■ HOW TO COMPLETE THIS TASK
Show each line of the data below that has the string "link" in it.

┌─ MATERIAL PROVIDED

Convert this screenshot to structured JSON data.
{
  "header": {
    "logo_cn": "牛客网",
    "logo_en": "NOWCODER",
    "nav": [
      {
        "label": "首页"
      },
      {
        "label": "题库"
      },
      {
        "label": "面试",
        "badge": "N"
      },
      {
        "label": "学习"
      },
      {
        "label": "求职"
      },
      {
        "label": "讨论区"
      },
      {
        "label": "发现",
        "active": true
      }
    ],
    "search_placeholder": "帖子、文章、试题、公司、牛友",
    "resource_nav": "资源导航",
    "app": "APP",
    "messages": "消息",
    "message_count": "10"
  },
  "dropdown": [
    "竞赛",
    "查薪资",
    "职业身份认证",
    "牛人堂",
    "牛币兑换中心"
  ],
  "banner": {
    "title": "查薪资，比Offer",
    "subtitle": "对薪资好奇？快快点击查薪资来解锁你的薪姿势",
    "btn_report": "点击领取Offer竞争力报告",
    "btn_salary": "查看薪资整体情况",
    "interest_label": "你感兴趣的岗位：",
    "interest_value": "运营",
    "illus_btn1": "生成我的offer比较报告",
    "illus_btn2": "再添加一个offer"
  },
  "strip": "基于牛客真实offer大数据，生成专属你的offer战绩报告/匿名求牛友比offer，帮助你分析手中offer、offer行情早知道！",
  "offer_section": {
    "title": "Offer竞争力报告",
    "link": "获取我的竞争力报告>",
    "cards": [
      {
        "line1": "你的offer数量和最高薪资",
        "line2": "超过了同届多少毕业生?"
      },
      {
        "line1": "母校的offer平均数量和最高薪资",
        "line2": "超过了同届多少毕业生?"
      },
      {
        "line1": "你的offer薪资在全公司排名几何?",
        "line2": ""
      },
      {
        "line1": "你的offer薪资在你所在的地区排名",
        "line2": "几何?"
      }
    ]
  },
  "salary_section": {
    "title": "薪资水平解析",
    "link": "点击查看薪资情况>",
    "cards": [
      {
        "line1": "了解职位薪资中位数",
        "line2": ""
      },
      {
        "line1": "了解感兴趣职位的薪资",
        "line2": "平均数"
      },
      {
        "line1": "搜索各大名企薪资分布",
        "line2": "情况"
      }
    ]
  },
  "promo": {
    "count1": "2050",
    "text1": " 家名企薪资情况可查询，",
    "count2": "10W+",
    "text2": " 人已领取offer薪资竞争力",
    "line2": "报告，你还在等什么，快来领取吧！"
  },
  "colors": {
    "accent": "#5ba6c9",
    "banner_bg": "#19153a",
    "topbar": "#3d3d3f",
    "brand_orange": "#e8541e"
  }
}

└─
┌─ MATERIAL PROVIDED

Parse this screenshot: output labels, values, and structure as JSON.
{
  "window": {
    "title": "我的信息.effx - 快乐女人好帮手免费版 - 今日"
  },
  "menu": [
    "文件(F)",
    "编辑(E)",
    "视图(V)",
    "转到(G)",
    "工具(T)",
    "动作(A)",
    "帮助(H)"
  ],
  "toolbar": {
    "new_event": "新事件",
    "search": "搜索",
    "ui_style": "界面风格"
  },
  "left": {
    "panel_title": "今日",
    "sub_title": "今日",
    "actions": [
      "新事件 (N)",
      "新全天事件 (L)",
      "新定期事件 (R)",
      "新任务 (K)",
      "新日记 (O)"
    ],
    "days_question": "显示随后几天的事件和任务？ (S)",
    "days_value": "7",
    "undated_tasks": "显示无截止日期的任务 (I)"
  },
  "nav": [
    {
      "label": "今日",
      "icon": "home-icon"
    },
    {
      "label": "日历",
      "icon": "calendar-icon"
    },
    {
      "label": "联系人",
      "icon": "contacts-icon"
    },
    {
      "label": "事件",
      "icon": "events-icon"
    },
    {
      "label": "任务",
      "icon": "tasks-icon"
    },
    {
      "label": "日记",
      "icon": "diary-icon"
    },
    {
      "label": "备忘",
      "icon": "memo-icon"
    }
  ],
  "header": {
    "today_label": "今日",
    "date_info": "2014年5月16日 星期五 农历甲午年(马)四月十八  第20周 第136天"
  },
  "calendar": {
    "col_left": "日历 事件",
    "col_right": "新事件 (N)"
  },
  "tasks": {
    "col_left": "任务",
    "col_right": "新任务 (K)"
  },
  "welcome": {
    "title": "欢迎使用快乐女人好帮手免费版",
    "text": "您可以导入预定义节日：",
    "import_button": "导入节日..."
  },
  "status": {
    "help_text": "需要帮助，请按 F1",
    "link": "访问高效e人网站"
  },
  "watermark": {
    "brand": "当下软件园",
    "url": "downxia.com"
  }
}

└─

■ RESPONSE BOX
    "link": "获取我的竞争力报告>",
    "link": "点击查看薪资情况>",
    "link": "访问高效e人网站"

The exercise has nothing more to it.